[9] Even areas that appear to have rebuilt their temples en masse still experienced massive losses compared to pre-Communist numbers. See Adam Yuet Chau, Miraculous Response: Doing Popular Religion in Contemporary China (Stanford: Stanford University Press, 2006), 45–51; Kenneth Dean and Zheng Zhenman, Ritual Alliances of the Putian Plain, vol. 1, Historical Introduction to the Return of the Gods (Leiden and Boston: Brill, 2010), 143–50. In other areas (for instance Grootaers’s and my own survey-regions), only a tiny fraction of the original temples have been built back.

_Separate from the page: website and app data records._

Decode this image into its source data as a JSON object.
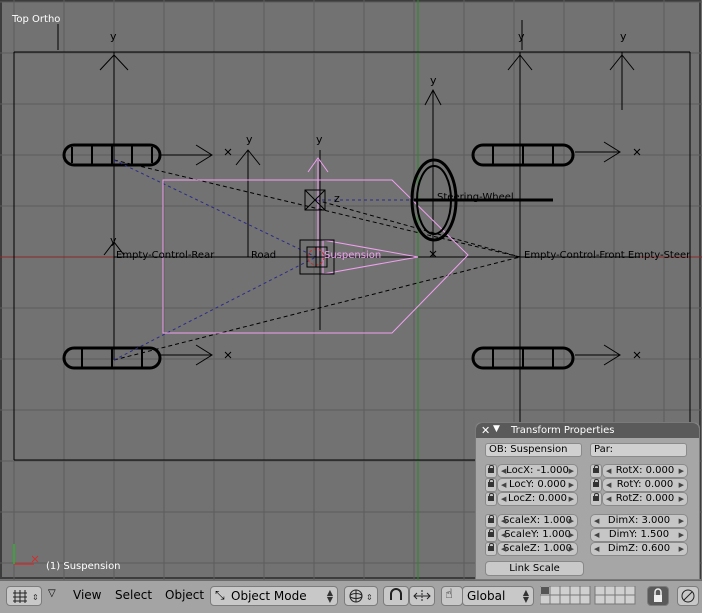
{
  "viewport": {
    "view_label": "Top Ortho",
    "frame_label": "(1) Suspension",
    "axis_label_y": "y",
    "axis_label_z": "z",
    "objects": {
      "empty_control_rear": "Empty-Control-Rear",
      "road": "Road",
      "suspension": "Suspension",
      "steering_wheel": "Steering-Wheel",
      "empty_steer": "Empty-Control-Front Empty-Steer"
    },
    "colors": {
      "background": "#727272",
      "grid": "#5e5e5e",
      "selected": "#f0a0f0",
      "wire": "#000000"
    }
  },
  "transform_panel": {
    "title": "Transform Properties",
    "ob": "OB: Suspension",
    "par": "Par:",
    "loc": [
      {
        "label": "LocX: -1.000"
      },
      {
        "label": "LocY: 0.000"
      },
      {
        "label": "LocZ: 0.000"
      }
    ],
    "rot": [
      {
        "label": "RotX: 0.000"
      },
      {
        "label": "RotY: 0.000"
      },
      {
        "label": "RotZ: 0.000"
      }
    ],
    "scale": [
      {
        "label": "ScaleX: 1.000"
      },
      {
        "label": "ScaleY: 1.000"
      },
      {
        "label": "ScaleZ: 1.000"
      }
    ],
    "dim": [
      {
        "label": "DimX: 3.000"
      },
      {
        "label": "DimY: 1.500"
      },
      {
        "label": "DimZ: 0.600"
      }
    ],
    "link_scale": "Link Scale"
  },
  "header": {
    "menus": {
      "view": "View",
      "select": "Select",
      "object": "Object"
    },
    "mode": "Object Mode",
    "orientation": "Global",
    "icons": [
      "grid-icon",
      "triangle-icon",
      "sphere-icon",
      "magnet-icon",
      "arrows-icon",
      "hand-icon",
      "lock-icon",
      "render-icon"
    ]
  }
}
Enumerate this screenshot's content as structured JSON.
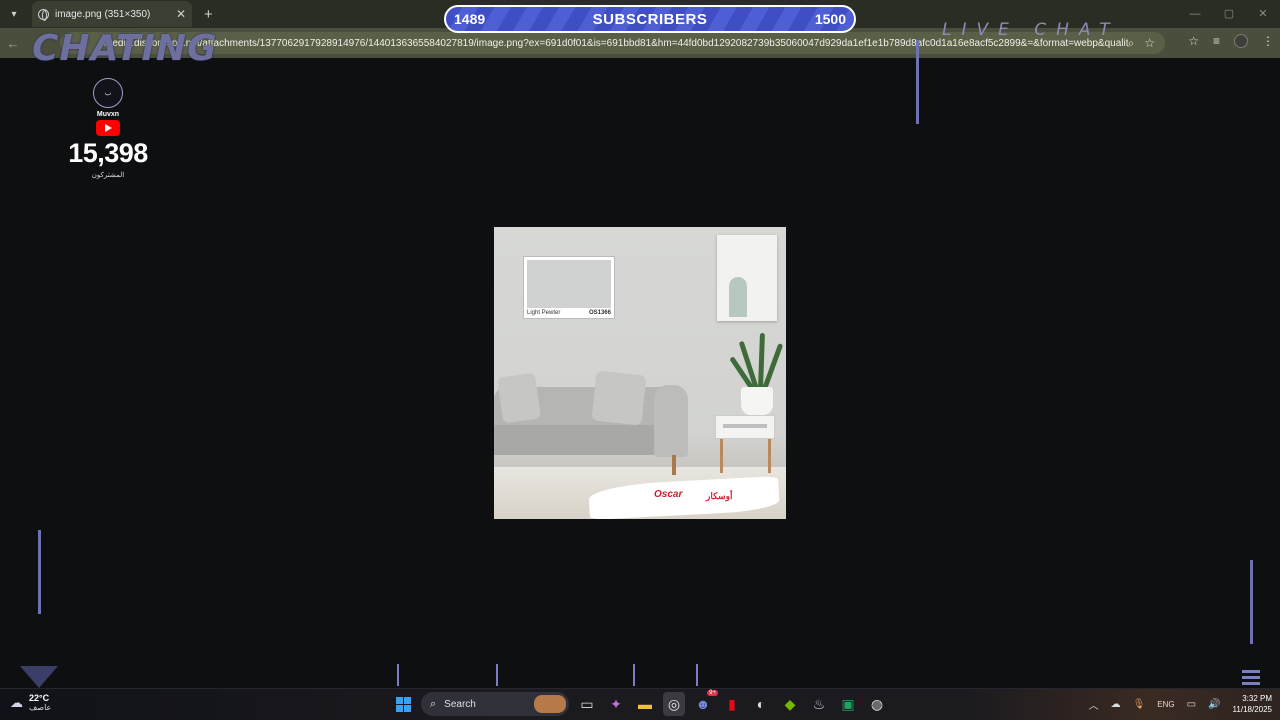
{
  "browser": {
    "tab_title": "image.png (351×350)",
    "url": "media.discordapp.net/attachments/1377062917928914976/1440136365584027819/image.png?ex=691d0f01&is=691bbd81&hm=44fd0bd1292082739b35060047d929da1ef1e1b789d8afc0d1a16e8acf5c2899&=&format=webp&quality=lossless..."
  },
  "overlay": {
    "chating": "CHATING",
    "live_chat": "LIVE CHAT",
    "sub_goal": {
      "current": "1489",
      "label": "SUBSCRIBERS",
      "target": "1500",
      "progress": 0.99
    },
    "channel": {
      "name": "Muvxn",
      "subscriber_count": "15,398",
      "subscriber_label": "المشتركون"
    }
  },
  "image": {
    "swatch_name": "Light Pewter",
    "swatch_code": "OS1366",
    "brand": "Oscar",
    "brand_arabic": "أوسكار"
  },
  "taskbar": {
    "weather_temp": "22°C",
    "weather_condition": "عاصف",
    "search_placeholder": "Search",
    "language": "ENG",
    "time": "3:32 PM",
    "date": "11/18/2025",
    "discord_badge": "9+"
  },
  "icons": [
    "globe-icon",
    "close-icon",
    "plus-icon",
    "back-icon",
    "forward-icon",
    "reload-icon",
    "zoom-icon",
    "star-icon",
    "youtube-icon",
    "windows-icon",
    "search-icon",
    "chrome-icon",
    "discord-icon",
    "steam-icon",
    "wifi-icon",
    "volume-icon"
  ],
  "colors": {
    "sub_bar": "#3f4ec4",
    "overlay_accent": "#6d6f9f",
    "youtube": "#ff0000",
    "address_bar": "#4a4f3d"
  }
}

[10] Rian Thum, “The Spatial Cleansing of Xinjiang: Mazar Desecration in Context,” Made in China 5, no. 2 (May-August 2020), https://madeinchinajournal.com/. For campaigns of mosque demolition aimed at Chinese Muslim (Hui) communities in the contemporary period, see Hannah Theaker and David Stroup, Making Islam Chinese: Religious Policy and Mosque Sinicization in the Xi Era (Sheffield: University of Sheffield, forthcoming, 2023).

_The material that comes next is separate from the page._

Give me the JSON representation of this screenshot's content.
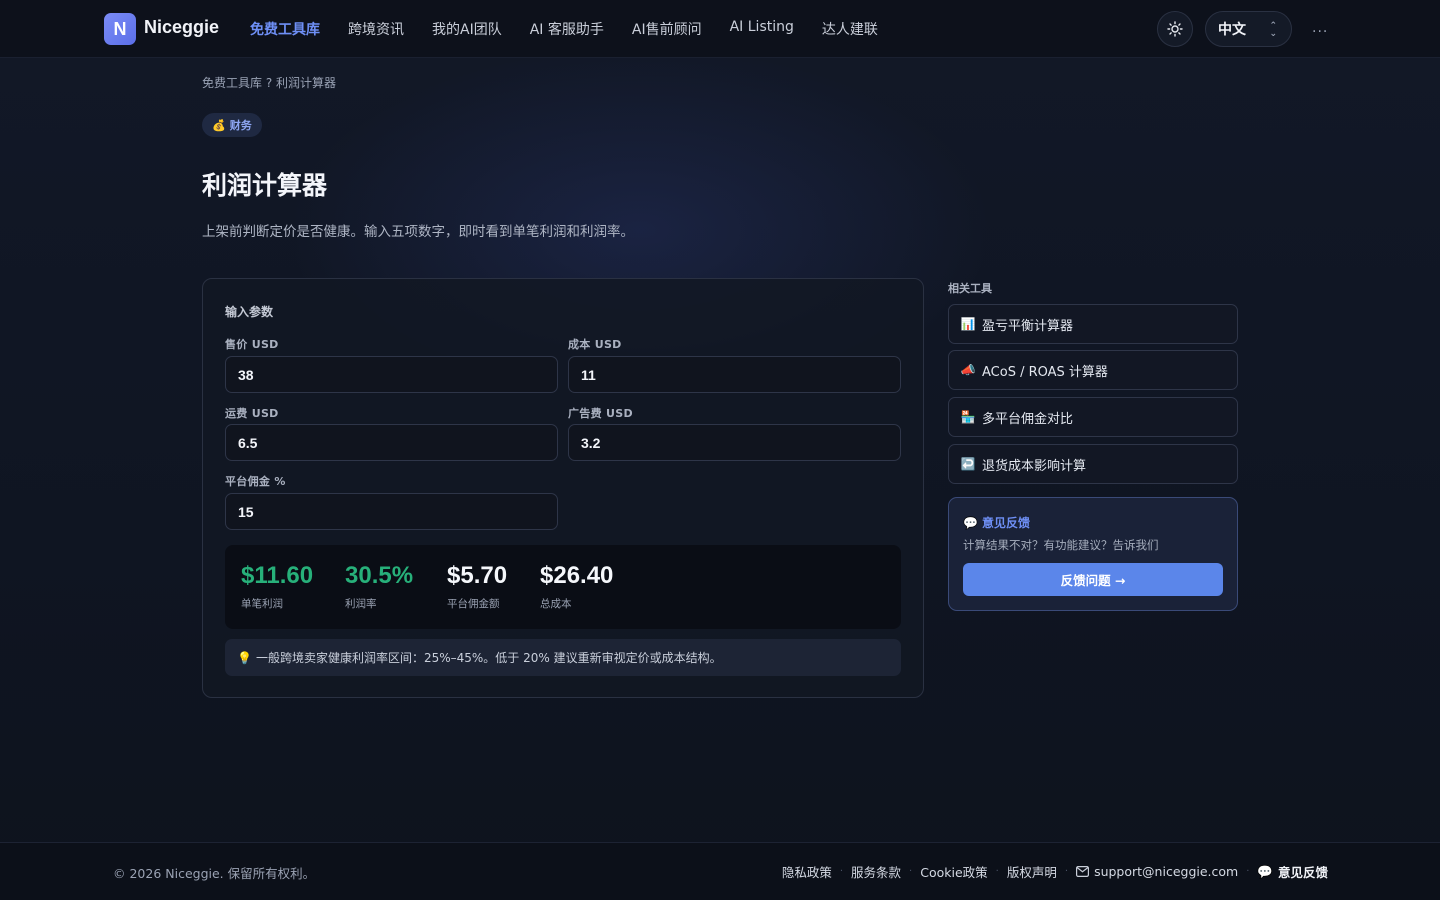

[11] Iris Chang, The Chinese in America: A Narrative History, (New York: Viking, 2003), 145–46.

[12] Campbell Gibson and Kay Jung, Population Division Working Paper No. 45, “Historical Census Statistics on Population Totals by Race, 1790 to 1990, and by Hispanic Origin, 1970 to 1990, for the United States, Regions, Divisions, and States,” United States Census Bureau, September 13, 2002, Appendix C9–11, PDF 144–6, https://www.census.gov/.

[13] For studies of this sort of empowered deity-image, see Lin Wei-ping, Materializing Magic Power: Chinese Popular Religion in Villages and Cities (Cambridge, MA and London: Harvard University Asia Center, 2015); Alain Arrault, A History of Cultic Images in China: The Domestic Statuary of Hunan, trans. Lina Verchery (Hong Kong: The Chinese University of Hong Kong Press, 2020).

[14] Partially quoted in Ho and Bronson, Chinese Traditional Religion, 172. Full quotation in Mark Twain, “The New Chinese Temple,” Early Tales and Sketches, vol. 2, ed. Robert Hirst and Harriet Elinor Smith (Berkeley, Los Angeles, and London: University of California Press, 1981), 41–42.

[15] Translation by author; Ho and Bronson translate zheng da guang ming (正大光明) as “[Thou Art] Just and Righteous” (127). This phrase is a quote from the Confucian philosopher Zhu Xi, which famously hangs above the throne in the Qianqing Palace of the Forbidden City.

[16] “About Us and Contacting Us,” Chinese in Northwest America Research Committee (CINARC 金山西北角 - 華裔研究中心), https://www.cinarc.org/.

[17] A useful introduction to Chinese religious identities in modernity is found in Goossaert and Palmer, The Religious Question in Modern China, 1–90; a relevant discussion of Daoism versus Chinese popular religion more generally is found in Paul Katz, “Taoism and Local Cults,” in The Encyclopedia of Taoism, vol. 1, ed. Fabrizio Pregadio (London and New York: Routledge, 2008), 152–56.